The California Chrome connections were also left out of the finalists for breeder, trainer, and jockey.

Although California Chrome’s breeders, Perry Martin and Steve Coburn, might very well have bred a horse who is a two-time Horse of the Year, they failed to make the top three for champion breeder. The finalists are Clearsky Farms, which bred Arrogate and Lord Nelson, and WinStar Farm and Darley, who finished one-two in earnings for races in North America. Had the Dubai World Cup been included in the table, Martin and Coburn would have finished second in earnings.

Art Sherman, the trainer of California Chrome, did not make the list of trainer finalists. Bob Baffert, the trainer of Arrogate as well as divisional finalists Drefong and Lord Nelson, did. The other finalists are Chad Brown – who led the nation in purse earnings and Grade 1 wins, powered by the exploits of Flintshire and Lady Eli, among others – and Mark Casse, who is favored to have two champions, Tepin (female turf) and Classic Empire (2-year-old male).

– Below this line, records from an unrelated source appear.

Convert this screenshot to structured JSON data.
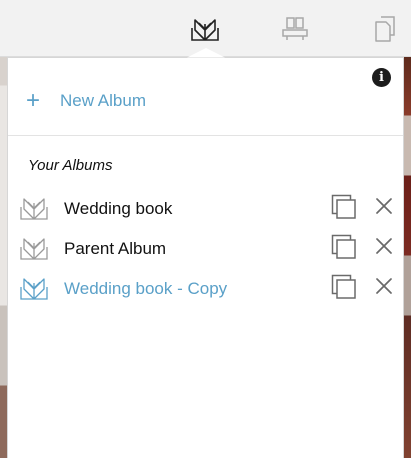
{
  "toolbar": {
    "icons": [
      "album-book-icon",
      "page-spread-icon",
      "pages-stack-icon"
    ]
  },
  "popover": {
    "info_icon": "info-icon",
    "info_glyph": "i",
    "new_album": {
      "icon": "plus-icon",
      "glyph": "+",
      "label": "New Album"
    },
    "section_title": "Your Albums",
    "albums": [
      {
        "name": "Wedding book",
        "active": false
      },
      {
        "name": "Parent Album",
        "active": false
      },
      {
        "name": "Wedding book - Copy",
        "active": true
      }
    ]
  },
  "colors": {
    "accent": "#5aa0c8",
    "text": "#111111",
    "icon_gray": "#9a9a9a",
    "toolbar_bg": "#f2f2f2"
  }
}
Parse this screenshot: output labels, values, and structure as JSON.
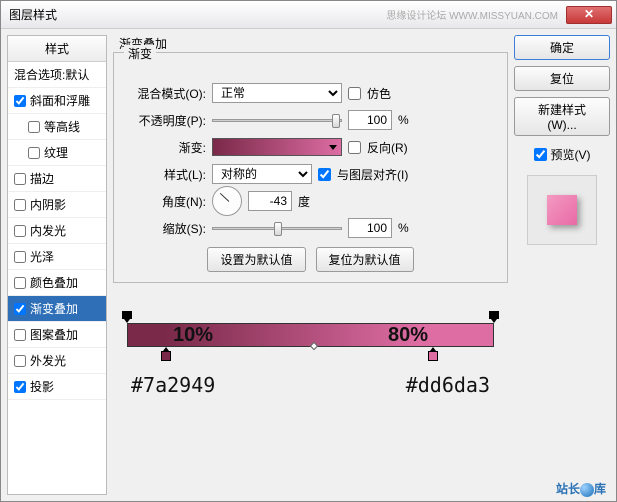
{
  "window": {
    "title": "图层样式",
    "watermark": "思缘设计论坛 WWW.MISSYUAN.COM"
  },
  "styles": {
    "header": "样式",
    "blend_opts": "混合选项:默认",
    "items": [
      {
        "label": "斜面和浮雕",
        "checked": true
      },
      {
        "label": "等高线",
        "checked": false,
        "sub": true
      },
      {
        "label": "纹理",
        "checked": false,
        "sub": true
      },
      {
        "label": "描边",
        "checked": false
      },
      {
        "label": "内阴影",
        "checked": false
      },
      {
        "label": "内发光",
        "checked": false
      },
      {
        "label": "光泽",
        "checked": false
      },
      {
        "label": "颜色叠加",
        "checked": false
      },
      {
        "label": "渐变叠加",
        "checked": true,
        "selected": true
      },
      {
        "label": "图案叠加",
        "checked": false
      },
      {
        "label": "外发光",
        "checked": false
      },
      {
        "label": "投影",
        "checked": true
      }
    ]
  },
  "panel": {
    "title": "渐变叠加",
    "section": "渐变",
    "blend_mode_label": "混合模式(O):",
    "blend_mode_value": "正常",
    "dither_label": "仿色",
    "opacity_label": "不透明度(P):",
    "opacity_value": "100",
    "pct": "%",
    "gradient_label": "渐变:",
    "reverse_label": "反向(R)",
    "style_label": "样式(L):",
    "style_value": "对称的",
    "align_label": "与图层对齐(I)",
    "angle_label": "角度(N):",
    "angle_value": "-43",
    "angle_unit": "度",
    "scale_label": "缩放(S):",
    "scale_value": "100",
    "set_default": "设置为默认值",
    "reset_default": "复位为默认值"
  },
  "buttons": {
    "ok": "确定",
    "cancel": "复位",
    "new_style": "新建样式(W)...",
    "preview": "预览(V)"
  },
  "annot": {
    "stop1_pct": "10%",
    "stop2_pct": "80%",
    "stop1_hex": "#7a2949",
    "stop2_hex": "#dd6da3"
  },
  "footer": {
    "brand_a": "站长",
    "brand_b": "库"
  },
  "chart_data": {
    "type": "gradient",
    "stops": [
      {
        "position": 10,
        "color": "#7a2949"
      },
      {
        "position": 80,
        "color": "#dd6da3"
      }
    ],
    "angle": -43,
    "style": "对称的",
    "opacity": 100,
    "scale": 100,
    "reverse": false,
    "align_with_layer": true
  }
}
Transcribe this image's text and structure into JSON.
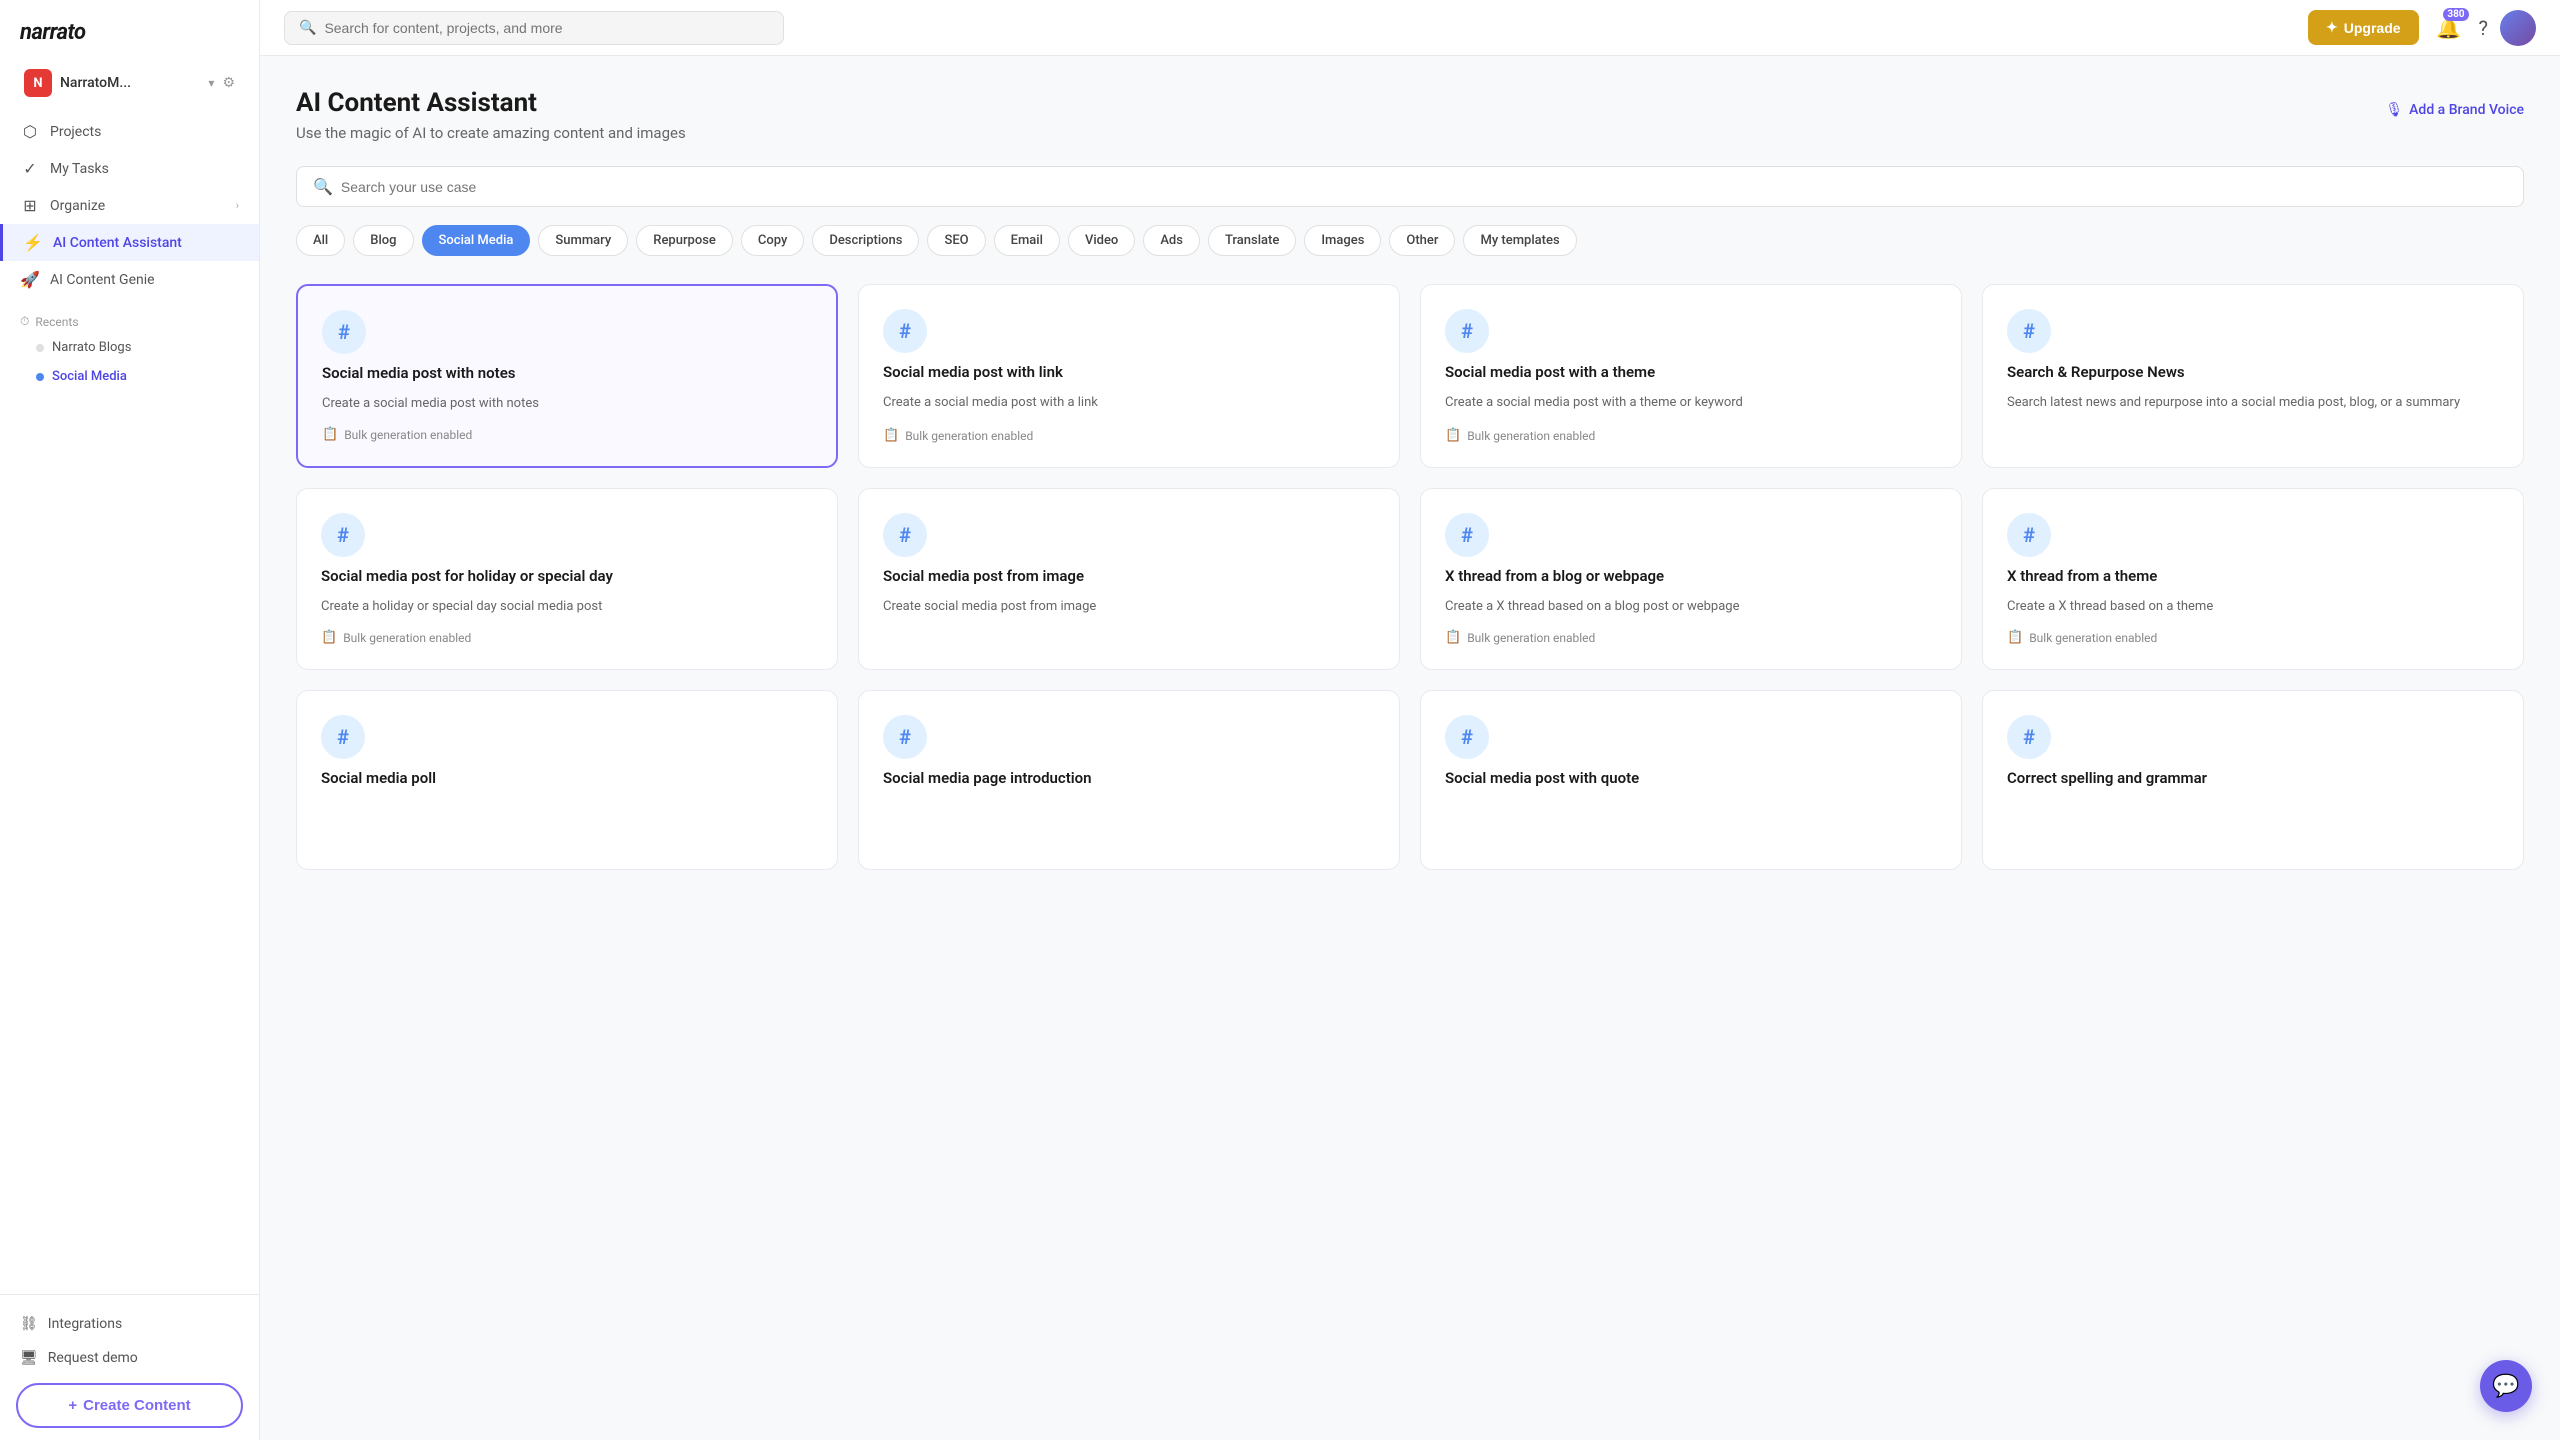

Victor Espinoza, California Chrome’s jockey, also failed to crack the top three. The Eclipse Award for champion jockey will be decided among three-time reigning champ Javier Castellano, who led the nation in earnings; Jose Ortiz, who led the nation in wins; and Mike Smith, who tied for the most Grade 1 wins and was the regular rider for Arrogate and Songbird. In addition to Espinoza, another top rider who failed to make the top three was Florent Geroux, who tied Smith for most Grade 1 wins.

The male turf division has three strong finalists in Breeders’ Cup race winners Highland Reel (Turf) and Tourist (Mile), plus Flintshire, who was second in the Turf but won the Manhattan and Sword Dancer.

Tepin is favored to win her second straight title as champion female turf horse, but that division also has depth, with the other finalists three-time Grade 1 winner Miss Temple City, and Lady Eli, who recovered from a bout with laminitis and won the Flower Bowl.
Classic Empire, winner of the Breeders’ Cup Juvenile, should give Casse, Tepin’s trainer, another title as champion 2-year-old male. The other finalists are Not This Time and Practical Joke.

Breeders’ Cup winners Champagne Room (Juvenile Filles) and New Money Honey (Juvenile Fillies Turf) are finalists for 2-year-old filly along with Lady Aurelia, who began her career in the United States before winning major races at Royal Ascot and in France.
The finalists for female sprinter are Finest City, who won the Breeders’ Cup Filly and Mare Sprint, and Haveyougoneaway and Paulassilverlining, who finished behind Finest City in the Breeders’ Cup.

Rawnaq, Scorpiancer, and Top Striker are the finalists for champion steeplechaser. Not making the cut was the late Bob Le Beau, who won a Grade 1 race – beating Scorpiancer – but curiously was not included in the statistical supplement sent to voters.

The finalists for champion apprentice jockey are Kevin Gomez, Lane Luzzi, and Luis Ocasio. Luzzi’s father, Mike, won this award in 1989, so they could become the first father and son so honored.